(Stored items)
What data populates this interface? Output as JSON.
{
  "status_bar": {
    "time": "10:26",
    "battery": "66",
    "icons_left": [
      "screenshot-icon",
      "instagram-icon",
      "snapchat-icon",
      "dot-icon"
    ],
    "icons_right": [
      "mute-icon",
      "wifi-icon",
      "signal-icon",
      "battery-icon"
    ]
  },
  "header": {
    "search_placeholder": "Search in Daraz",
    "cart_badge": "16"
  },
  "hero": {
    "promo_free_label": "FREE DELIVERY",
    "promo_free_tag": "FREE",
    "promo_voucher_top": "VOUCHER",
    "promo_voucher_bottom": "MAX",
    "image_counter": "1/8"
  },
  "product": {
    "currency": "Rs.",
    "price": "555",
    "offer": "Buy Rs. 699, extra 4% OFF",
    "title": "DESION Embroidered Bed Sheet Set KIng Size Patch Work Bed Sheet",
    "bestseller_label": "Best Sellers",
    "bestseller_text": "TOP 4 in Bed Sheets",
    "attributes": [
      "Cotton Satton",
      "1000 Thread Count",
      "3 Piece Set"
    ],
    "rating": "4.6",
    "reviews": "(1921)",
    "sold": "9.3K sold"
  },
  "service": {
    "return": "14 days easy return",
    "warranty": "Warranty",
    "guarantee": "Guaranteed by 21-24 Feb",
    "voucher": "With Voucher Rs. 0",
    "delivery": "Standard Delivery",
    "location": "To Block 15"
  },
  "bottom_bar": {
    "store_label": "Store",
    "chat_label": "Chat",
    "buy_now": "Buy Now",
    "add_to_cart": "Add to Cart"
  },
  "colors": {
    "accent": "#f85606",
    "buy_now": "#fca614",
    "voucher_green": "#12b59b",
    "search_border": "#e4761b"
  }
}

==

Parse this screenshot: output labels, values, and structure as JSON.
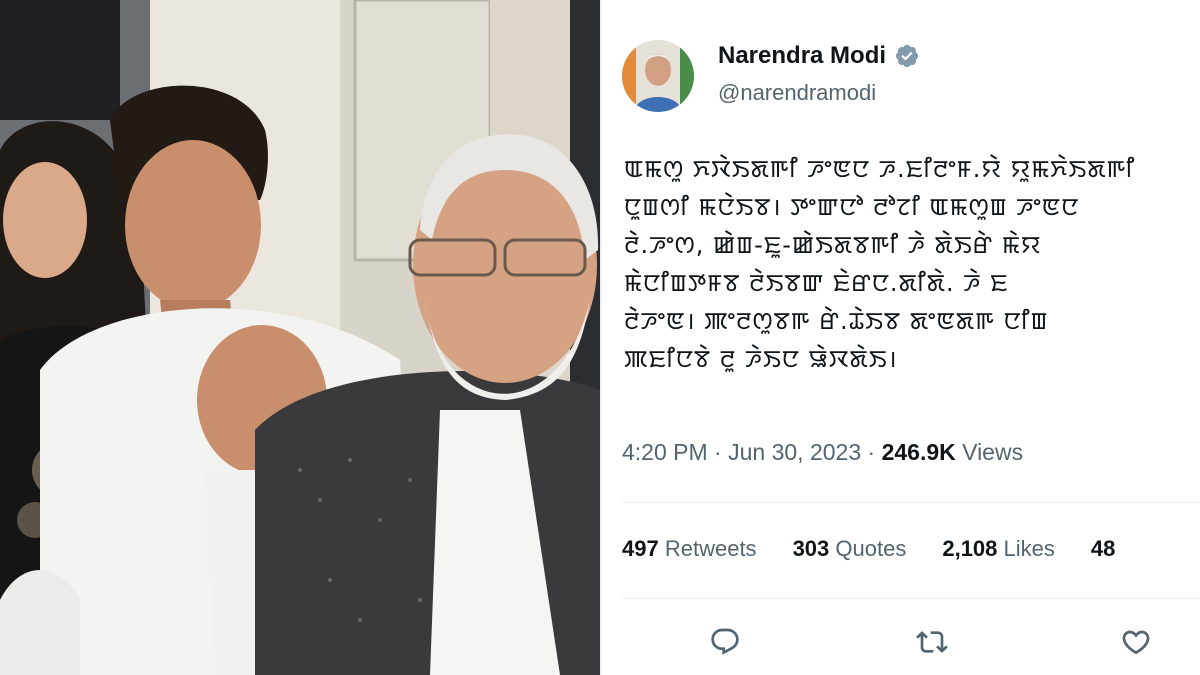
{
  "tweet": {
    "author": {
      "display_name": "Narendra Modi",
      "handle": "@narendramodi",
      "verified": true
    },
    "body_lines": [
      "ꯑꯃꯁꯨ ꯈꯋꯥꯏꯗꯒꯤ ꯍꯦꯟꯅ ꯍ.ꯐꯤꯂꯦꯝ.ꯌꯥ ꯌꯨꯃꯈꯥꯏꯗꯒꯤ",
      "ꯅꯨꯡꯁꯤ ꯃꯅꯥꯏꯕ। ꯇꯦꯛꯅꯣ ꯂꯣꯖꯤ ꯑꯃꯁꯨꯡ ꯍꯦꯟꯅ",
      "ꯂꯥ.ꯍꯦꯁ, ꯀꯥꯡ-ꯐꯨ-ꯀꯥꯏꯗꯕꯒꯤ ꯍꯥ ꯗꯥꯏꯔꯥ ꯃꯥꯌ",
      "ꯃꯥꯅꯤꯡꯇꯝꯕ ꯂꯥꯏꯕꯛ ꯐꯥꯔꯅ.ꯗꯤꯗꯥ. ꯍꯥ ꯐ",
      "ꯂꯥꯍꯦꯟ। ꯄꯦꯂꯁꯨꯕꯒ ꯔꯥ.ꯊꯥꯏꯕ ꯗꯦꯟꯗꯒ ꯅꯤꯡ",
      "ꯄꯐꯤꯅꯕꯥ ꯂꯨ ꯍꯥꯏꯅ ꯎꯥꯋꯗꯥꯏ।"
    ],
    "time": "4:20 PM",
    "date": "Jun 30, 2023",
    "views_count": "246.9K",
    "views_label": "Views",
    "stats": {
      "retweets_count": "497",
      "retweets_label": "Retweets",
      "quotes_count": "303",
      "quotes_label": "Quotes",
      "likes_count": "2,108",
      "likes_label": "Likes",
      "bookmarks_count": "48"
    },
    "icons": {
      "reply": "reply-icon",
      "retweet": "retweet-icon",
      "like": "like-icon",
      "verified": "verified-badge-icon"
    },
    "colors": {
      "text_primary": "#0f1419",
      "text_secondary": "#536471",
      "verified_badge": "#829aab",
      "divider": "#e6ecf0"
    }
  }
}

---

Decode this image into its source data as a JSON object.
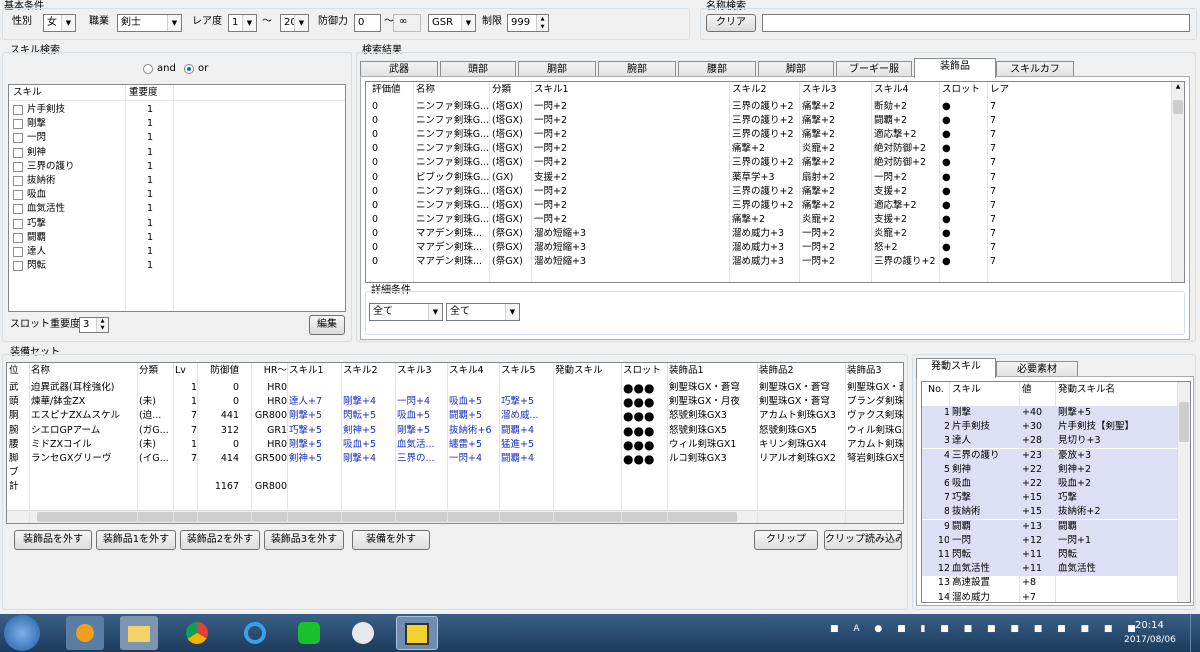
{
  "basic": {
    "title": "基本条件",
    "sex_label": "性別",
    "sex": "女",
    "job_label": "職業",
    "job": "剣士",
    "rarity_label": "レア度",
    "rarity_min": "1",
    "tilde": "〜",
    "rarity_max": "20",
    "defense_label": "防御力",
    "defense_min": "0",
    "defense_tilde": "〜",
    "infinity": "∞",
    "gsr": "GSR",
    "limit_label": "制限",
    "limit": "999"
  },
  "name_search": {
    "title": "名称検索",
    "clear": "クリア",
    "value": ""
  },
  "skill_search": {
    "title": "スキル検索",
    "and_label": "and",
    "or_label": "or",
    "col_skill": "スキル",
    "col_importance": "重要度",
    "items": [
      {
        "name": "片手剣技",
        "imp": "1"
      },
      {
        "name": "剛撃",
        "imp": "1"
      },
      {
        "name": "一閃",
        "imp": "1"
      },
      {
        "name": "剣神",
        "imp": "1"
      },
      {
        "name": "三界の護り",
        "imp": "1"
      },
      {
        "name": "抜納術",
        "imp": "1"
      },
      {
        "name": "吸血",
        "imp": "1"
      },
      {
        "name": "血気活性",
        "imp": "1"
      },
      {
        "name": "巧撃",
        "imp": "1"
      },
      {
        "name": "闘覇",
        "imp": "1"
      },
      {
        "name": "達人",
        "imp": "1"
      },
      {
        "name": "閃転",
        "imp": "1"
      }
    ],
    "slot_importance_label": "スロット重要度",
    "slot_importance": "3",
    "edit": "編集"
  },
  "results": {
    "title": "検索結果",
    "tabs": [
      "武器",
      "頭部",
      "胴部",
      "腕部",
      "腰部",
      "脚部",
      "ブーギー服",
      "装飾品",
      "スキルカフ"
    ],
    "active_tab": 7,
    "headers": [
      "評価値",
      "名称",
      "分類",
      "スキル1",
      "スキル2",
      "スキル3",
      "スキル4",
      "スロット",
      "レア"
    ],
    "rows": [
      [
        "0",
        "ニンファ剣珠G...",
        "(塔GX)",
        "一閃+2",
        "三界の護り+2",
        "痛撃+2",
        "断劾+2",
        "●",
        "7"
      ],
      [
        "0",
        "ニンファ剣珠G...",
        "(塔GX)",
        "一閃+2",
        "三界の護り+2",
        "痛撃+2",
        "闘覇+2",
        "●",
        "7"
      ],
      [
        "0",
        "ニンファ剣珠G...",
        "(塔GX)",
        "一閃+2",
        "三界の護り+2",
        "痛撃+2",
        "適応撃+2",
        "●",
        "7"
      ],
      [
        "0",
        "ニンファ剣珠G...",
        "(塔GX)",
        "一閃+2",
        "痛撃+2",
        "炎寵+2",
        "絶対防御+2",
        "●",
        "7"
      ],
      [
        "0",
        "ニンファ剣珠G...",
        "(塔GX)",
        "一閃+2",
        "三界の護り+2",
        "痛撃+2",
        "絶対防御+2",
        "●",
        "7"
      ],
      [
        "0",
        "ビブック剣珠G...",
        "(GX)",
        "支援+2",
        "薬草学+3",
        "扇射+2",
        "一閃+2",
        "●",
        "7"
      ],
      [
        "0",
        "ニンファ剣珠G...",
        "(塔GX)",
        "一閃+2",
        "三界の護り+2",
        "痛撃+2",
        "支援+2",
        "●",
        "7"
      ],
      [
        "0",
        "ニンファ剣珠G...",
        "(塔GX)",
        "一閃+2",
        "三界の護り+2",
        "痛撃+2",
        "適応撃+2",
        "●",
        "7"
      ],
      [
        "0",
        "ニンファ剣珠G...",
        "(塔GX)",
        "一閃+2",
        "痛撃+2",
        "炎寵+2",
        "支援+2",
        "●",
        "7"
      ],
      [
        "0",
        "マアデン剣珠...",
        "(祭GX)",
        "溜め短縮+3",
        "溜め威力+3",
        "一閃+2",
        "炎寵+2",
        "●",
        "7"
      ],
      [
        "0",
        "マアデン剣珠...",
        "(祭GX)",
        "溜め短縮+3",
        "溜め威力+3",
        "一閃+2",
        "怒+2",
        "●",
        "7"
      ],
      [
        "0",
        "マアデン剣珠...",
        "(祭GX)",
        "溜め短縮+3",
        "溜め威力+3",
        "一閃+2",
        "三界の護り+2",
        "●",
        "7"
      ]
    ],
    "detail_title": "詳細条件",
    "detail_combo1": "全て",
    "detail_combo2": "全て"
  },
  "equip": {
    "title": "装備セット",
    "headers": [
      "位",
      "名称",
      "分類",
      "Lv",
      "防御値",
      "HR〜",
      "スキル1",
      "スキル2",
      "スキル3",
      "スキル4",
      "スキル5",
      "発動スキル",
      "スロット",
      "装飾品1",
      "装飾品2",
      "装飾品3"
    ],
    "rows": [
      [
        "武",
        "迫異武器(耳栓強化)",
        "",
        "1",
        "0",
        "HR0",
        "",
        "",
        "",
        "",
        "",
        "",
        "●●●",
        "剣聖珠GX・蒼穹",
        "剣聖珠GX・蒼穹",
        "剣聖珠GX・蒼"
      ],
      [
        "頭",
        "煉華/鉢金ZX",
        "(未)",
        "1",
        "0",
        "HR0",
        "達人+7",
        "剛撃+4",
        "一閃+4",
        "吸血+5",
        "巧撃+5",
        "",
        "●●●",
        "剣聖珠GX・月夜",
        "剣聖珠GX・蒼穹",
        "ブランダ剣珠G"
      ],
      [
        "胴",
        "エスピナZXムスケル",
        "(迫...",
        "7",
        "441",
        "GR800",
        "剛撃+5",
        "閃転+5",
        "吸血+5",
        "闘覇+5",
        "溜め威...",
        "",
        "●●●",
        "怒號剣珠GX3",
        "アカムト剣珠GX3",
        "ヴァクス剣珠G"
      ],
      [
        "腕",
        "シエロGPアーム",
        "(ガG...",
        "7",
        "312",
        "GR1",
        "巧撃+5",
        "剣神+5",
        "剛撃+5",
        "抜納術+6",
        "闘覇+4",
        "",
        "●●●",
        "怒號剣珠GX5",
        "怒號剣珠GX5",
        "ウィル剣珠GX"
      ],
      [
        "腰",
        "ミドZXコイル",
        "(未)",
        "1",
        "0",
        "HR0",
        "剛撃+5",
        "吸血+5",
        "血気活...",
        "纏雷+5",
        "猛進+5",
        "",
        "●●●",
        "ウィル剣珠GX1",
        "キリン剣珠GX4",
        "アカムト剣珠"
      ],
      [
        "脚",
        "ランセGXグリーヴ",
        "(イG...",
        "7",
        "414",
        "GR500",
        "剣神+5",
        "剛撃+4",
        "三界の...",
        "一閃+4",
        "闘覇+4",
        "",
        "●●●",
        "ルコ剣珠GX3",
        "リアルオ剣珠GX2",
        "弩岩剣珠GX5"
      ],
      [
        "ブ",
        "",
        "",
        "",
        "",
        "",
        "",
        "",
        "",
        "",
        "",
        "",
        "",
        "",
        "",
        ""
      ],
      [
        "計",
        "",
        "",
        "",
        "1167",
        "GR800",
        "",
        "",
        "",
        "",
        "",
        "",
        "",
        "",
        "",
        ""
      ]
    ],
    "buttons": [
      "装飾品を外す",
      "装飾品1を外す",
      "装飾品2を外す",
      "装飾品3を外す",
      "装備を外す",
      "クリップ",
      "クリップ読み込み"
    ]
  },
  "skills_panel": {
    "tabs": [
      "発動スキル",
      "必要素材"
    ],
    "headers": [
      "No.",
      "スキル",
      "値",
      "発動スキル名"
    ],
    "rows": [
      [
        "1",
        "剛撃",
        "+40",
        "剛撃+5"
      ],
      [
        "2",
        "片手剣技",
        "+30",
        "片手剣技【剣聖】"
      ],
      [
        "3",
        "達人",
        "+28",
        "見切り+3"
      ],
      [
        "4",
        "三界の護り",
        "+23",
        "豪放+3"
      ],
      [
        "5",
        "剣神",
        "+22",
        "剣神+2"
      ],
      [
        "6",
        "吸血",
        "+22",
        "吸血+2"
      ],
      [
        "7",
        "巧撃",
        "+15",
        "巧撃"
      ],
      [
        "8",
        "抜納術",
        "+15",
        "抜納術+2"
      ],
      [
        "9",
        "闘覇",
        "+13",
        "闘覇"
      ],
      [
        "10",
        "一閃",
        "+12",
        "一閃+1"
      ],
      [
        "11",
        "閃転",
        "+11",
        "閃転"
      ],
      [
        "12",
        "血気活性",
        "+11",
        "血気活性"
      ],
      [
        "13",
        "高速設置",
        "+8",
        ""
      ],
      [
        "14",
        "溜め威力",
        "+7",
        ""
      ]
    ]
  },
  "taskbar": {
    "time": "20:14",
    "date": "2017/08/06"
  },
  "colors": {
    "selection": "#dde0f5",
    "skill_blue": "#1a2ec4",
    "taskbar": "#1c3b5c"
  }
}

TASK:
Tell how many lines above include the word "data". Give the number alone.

PROBLEM SOLUTION:
2